All entries below are to be set down again, identical to the source.

--- INFORMATION PROVIDED ---

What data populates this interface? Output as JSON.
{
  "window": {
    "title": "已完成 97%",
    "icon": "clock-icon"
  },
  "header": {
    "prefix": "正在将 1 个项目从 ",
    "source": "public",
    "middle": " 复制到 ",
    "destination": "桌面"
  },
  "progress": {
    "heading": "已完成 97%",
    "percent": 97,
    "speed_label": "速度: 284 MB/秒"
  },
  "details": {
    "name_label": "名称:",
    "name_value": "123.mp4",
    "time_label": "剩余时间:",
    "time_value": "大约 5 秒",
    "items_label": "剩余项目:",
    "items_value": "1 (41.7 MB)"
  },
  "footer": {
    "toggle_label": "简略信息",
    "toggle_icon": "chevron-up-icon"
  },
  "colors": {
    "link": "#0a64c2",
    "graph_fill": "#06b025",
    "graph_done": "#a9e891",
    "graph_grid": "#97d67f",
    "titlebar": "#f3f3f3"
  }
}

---

__RESULT OF THIS EXERCISE__
What data populates this interface? Output as JSON.
{
  "window": {
    "title": "已完成 97%",
    "icon": "clock-icon"
  },
  "header": {
    "prefix": "正在将 1 个项目从 ",
    "source": "public",
    "middle": " 复制到 ",
    "destination": "桌面"
  },
  "progress": {
    "heading": "已完成 97%",
    "percent": 97,
    "speed_label": "速度: 284 MB/秒"
  },
  "details": {
    "name_label": "名称:",
    "name_value": "123.mp4",
    "time_label": "剩余时间:",
    "time_value": "大约 5 秒",
    "items_label": "剩余项目:",
    "items_value": "1 (41.7 MB)"
  },
  "footer": {
    "toggle_label": "简略信息",
    "toggle_icon": "chevron-up-icon"
  },
  "colors": {
    "link": "#0a64c2",
    "graph_fill": "#06b025",
    "graph_done": "#a9e891",
    "graph_grid": "#97d67f",
    "titlebar": "#f3f3f3"
  }
}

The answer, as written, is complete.